This also is a good time to take inventory of any leftover or expired medications. Pharmacists can advise patients the proper methods for disposing of old prescription and over the counter medications.
“We accept unwanted medications in a drop box in the emergency department of UTMC,” Smith said. “Patients with injectable medications should follow the directions on their sharps container for proper disposal.”
Smith said unused medications also can be mixed with used kitty litter or coffee grounds and disposed of in the trash. Medicated patches should be folded over and stuck together before being thrown away.
“I would advise anyone getting a prescription filled to take a minute to ask a few questions about the medication you will be taking. You can even call your usual pharmacy to review medications and discuss any concerns,” Smith said. “It is our goal as pharmacists to do the best we can by our patients so they are able to care for themselves and stay well.”
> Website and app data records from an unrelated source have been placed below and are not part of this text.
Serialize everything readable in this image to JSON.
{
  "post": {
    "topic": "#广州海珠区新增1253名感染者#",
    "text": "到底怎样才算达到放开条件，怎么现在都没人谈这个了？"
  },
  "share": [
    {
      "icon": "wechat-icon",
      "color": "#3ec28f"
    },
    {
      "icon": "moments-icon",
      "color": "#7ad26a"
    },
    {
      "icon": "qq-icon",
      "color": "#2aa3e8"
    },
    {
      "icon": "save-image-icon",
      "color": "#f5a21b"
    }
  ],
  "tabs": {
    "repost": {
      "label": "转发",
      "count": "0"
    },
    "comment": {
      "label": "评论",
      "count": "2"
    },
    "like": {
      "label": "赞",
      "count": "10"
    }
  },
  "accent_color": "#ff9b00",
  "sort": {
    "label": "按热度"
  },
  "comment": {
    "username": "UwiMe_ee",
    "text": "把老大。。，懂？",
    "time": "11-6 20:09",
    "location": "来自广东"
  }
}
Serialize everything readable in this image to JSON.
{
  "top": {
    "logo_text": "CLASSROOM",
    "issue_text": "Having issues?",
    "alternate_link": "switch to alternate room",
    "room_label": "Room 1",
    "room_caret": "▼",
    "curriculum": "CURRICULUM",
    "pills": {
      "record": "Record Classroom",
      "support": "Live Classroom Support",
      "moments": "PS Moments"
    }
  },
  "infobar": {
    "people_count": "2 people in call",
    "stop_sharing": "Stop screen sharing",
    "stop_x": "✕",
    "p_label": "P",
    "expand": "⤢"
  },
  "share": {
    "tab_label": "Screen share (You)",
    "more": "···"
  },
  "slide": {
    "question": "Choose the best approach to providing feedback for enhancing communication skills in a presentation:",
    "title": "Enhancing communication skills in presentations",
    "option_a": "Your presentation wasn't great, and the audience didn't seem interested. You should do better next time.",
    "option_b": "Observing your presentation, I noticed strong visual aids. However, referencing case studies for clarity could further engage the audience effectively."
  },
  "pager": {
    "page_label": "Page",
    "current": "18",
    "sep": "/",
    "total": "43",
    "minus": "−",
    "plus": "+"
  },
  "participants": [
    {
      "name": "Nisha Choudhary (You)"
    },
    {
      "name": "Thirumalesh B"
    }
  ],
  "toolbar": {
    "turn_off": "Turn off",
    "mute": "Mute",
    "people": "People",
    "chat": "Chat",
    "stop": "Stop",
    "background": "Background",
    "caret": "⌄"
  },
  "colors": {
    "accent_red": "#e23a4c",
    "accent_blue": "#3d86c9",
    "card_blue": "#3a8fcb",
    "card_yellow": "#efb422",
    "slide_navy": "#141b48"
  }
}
By Hanin Chouman
On Friday, March 13th, 2015. UToledo SNPhA hosted a health fair at Ashland Manor, a low-income housing complex in Toledo, OH. Nine students, including six professional and three pre-professional students, participated in the health fair, providing services like education about hypertension and stroke, HIV/AIDS, kidney disease, immunization, and diabetes. Students also provided free blood pressure and blood glucose checks for participants at the health fair.
The participating students helped about 50 patients, making interventions that ranged from advice about diet and exercise to asking patients to see their primary care physicians. Of particular interest on this day was a major intervention that the group made, which led to the saving of a patient’s life.
When Audrey, a student, checked this patient’s blood glucose and the glucometer read ‘HI’, she called another student Akeem Bale, to help with the patient. Akeem re-checked the blood glucose and got the same reading, and after asking the patient several questions, Akeem told the patient that he needed to go to the emergency room (ER) to be seen now because his blood glucose was very high. The patient told Akeem that he was okay and didn’t need to go to the hospital; he said he was feeling okay. Akeem continued to persuade the patient about the need to go to the ER. After much persuasion and counseling, the patient agreed to go the ER, and EMS was called in to take the patient to the hospital. Several days after this major intervention the management of the housing complex reached out to the students. They we were told that the patient had suffered from a mild heart attack, and thanks to Akeem’s intervention, we saved the patient’s life.
Akeem Bale is a P2 Pharm.D student, and the current president-elect of The University of Toledo’s chapter of Student National Pharmaceutical Association.